I was getting 70 MBps network IO performance for my TCP/IP based RPC program on 1Gb network. I ran the same program on 10GB network, I was expecting minimum 7-8X performance gain. But to my surprise the gain was merely 10% only.
I was using below settings to my TCP client and server socket.
// Set send buffer size setsockopt(sockfd, SOL_SOCKET, SO_SNDBUF, &sendbuff, sizeof(sendbuff)); // Set receive buffer size setsockopt(sockfd, SOL_SOCKET, SO_RCVBUF, &recvbuff, sizeof(recvbuff)); // Set no delay option int flag = 1; setsockopt(sockfd, IPPROTO_TCP, TCP_NODELAY, &flag, sizeof(flag)); // Set keepalive socket int flag = 1; setsockopt(sockfd, SOL_SOCKET, SO_KEEPALIVE, &flag, sizeof(flag));
I started doing some random experiments by turning on/off socket settings. I achieved the 7-8X performance gain when I disabled socket send buffer and receive buffer sizes.
When I started exploring more regarding this I came across TCP autotuning concept. More about this can be found here:
Important notes from the above page:
TCP Autotuning automatically adjusts socket buffer sizes as needed to optimally balance TCP performance and memory usage. Autotuning is based on an experimental implementation for NetBSD by Jeff Semke, and further developed by Wu Feng’s DRS and the Web100 Project. Autotuning is now enabled by default in current Linux releases (after 2.6.6 and 2.4.16). It has also been announced for Windows Vista and Longhorn. In the future, we hope to see all TCP implementations support autotuning with appropriate defaults for other options, making this website largely obsolete.
NB: Manually adjusting socket buffer sizes with setsockopt() disables autotuning. Application that are optimized for other operating systems may implicitly defeat Linux autotuning.

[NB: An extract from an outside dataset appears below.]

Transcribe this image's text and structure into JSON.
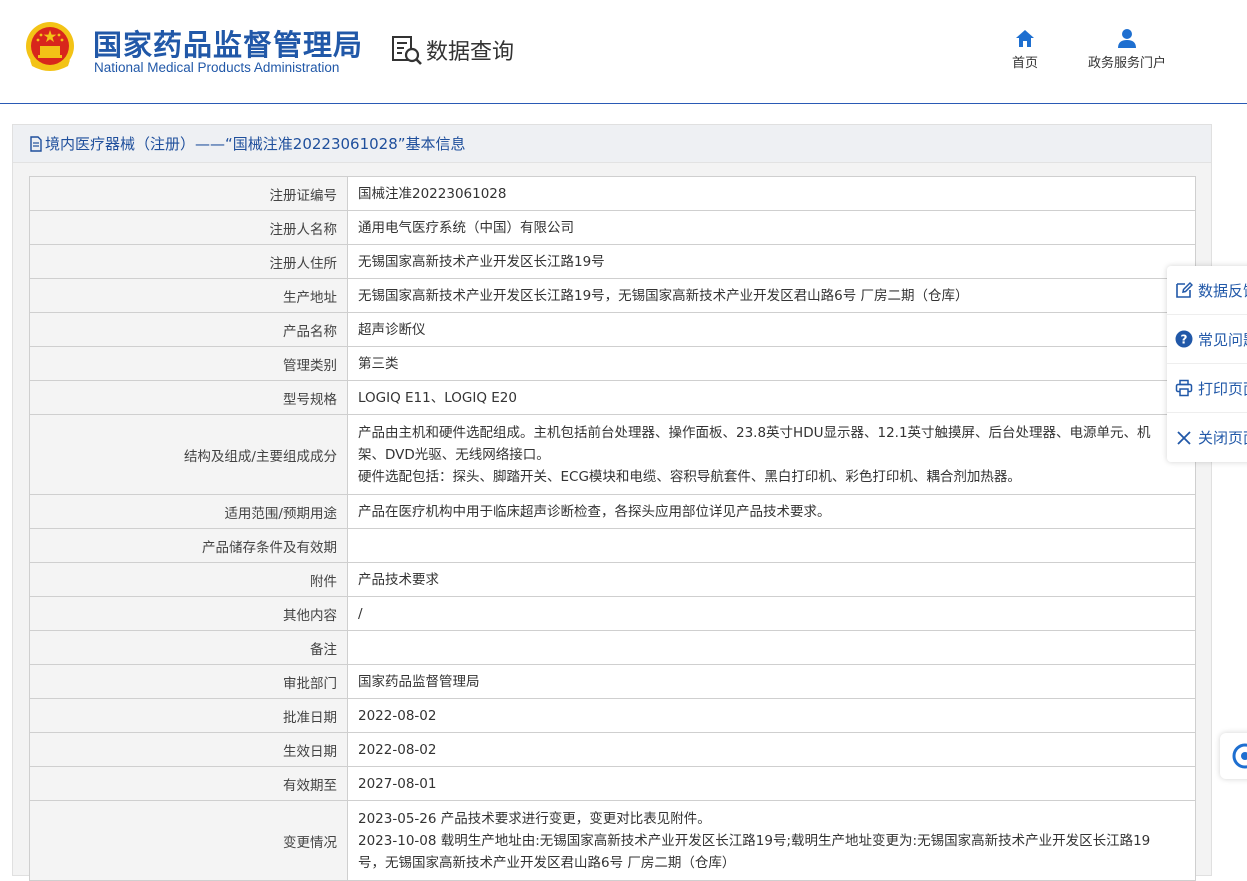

Do not use setsockopt() to set send / receive buffer sizes unless you’ve found out the buffer sizes for your application which will out perform the TCP auto tuning. In general cases it is better to rely on the TCP autotuning.